Getting under your skin: dendritic cells and autoimmunity
- Randy Cron1
© Biomed Central Ltd 2001
Received: 13 September 2001
Accepted: 4 October 2001
Published: 4 October 2001
KeywordsAutoimmunity CD40 ligand Langerhans cell
CD40 ligand (CD154), a soluble member of the tumor necrosis factor family of cytokines, is expressed on the cell surface of activated CD4 T lymphocytes in a controlled manner. CD154 is critical for the activation of antigen-presenting cells, such as dendritic cells (DCs) and B cells, through interaction with its receptor, CD40. CD154 stimulation of B cells is required for B-cell differentiation and immunoglobulin class switching. In humans, lack of expression of CD154 leads to profound immunodeficiency, conversely, overexpression is seen in autoimmune disorders such as systemic lupus erythematosus and systemic sclerosis.
Using a keratinocyte-specific promoter to express CD154 as a transgene in the skin of mice, Mehling and co-workers produced a spontaneous model of systemic autoimmunity. Of these transgenic animals, 80% developed dermatitis by 1.5 months of age. Lymphadenopathy was localized to draining nodes from the skin; these nodes contained increased numbers of B cells and activated DCs. Histopathology revealed decreased numbers of Langerhans cells (LCs)-specialized skin DCs-in the epidermis, yet increased numbers in the dermis suggesting translocation. Skin painting confirmed CD11c+ LCs migrated from the skin to enlarged draining nodes. Decreased serum IgM and increased IgG1, IgG2, and IgE were noted, consistent with CD154 stimulation of B cells. Correlatively, the mice exhibited autoantibody deposits in the kidneys. Proteinuria and lung fibrosis were noted, and the mice died prematurely. Lastly, adoptive transfer of CD8 T cells from the CD154 transgenics was capable of transferring dermatitis to wild-type recipient animals.

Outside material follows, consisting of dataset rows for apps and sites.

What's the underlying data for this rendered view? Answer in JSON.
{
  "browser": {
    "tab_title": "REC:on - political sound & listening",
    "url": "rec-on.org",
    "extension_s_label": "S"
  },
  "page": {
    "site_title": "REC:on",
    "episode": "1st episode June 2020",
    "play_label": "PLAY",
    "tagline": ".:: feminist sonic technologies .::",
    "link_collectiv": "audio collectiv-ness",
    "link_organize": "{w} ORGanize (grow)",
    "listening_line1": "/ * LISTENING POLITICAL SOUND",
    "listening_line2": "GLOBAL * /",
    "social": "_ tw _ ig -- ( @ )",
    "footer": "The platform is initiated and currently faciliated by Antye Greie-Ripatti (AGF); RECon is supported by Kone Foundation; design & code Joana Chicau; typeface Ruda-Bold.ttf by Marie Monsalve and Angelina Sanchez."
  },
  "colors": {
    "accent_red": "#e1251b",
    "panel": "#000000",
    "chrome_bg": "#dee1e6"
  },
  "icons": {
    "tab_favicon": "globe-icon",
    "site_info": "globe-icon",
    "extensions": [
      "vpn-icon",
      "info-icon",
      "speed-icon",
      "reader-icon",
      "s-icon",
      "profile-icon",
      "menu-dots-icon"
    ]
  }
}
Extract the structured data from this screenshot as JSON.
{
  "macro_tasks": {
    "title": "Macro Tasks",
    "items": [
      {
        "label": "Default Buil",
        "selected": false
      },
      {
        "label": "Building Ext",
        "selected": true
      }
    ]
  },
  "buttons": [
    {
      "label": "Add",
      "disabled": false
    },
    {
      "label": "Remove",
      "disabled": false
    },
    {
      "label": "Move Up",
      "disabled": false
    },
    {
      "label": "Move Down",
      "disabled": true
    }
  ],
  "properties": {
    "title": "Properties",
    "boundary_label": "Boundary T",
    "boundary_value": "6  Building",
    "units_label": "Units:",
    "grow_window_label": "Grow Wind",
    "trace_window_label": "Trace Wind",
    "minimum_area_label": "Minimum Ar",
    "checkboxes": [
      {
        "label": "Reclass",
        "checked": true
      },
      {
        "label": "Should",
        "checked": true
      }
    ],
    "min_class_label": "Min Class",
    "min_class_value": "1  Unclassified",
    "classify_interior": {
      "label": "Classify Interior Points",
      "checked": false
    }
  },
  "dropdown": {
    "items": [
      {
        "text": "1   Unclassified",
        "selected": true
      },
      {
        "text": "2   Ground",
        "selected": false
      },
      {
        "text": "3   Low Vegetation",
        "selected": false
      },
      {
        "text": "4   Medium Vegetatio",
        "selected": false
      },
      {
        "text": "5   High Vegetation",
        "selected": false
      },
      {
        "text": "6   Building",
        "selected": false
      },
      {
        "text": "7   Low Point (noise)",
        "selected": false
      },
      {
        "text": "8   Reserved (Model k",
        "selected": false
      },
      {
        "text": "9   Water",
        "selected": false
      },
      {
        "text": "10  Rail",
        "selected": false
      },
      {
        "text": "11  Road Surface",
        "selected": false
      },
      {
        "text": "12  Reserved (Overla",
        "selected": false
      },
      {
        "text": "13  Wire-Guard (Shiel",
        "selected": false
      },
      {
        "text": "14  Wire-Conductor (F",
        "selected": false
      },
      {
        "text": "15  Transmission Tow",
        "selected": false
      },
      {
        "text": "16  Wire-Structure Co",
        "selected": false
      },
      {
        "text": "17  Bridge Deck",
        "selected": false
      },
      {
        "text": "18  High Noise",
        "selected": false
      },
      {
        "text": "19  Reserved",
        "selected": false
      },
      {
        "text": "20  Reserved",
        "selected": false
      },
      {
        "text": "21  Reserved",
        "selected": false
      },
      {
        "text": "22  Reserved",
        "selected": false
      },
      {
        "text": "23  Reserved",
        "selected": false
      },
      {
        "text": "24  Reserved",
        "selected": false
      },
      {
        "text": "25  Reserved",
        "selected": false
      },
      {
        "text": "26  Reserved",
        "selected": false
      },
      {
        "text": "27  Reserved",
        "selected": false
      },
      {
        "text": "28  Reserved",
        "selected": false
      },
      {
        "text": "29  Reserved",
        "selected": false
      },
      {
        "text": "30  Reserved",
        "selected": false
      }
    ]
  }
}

This manuscript showed forced expression of CD154 in the skin activated resident LCs/DCs leading to autoimmunity. Whether this particular mouse is a model for mixed connective tissue disease (MCTD) versus a more generalized autoimmunity is unclear. However, several features of MCTD, including autoantibodies, kidney, skin, and lung involvement were present. Interestingly, no arthritis developed. Because CD154 was overexpressed in the skin, the activated DCs may not migrate to the joint. Intriguingly, CD8 T cells, but not CD4 T cells or serum, were capable of transferring dermatitis; whether CD8 T cells can transfer systemic manifestations is unknown. It was surprising that no deviation in cytokine expression patterns was noted as CD154 expression is often linked to induction of a Th1 cytokine profile. Although suggested, no direct evidence for loss of tolerance to autoantigens was demonstrated.
Transgenic mice, histopathology, flow cytometry, adoptive transfer, ELISA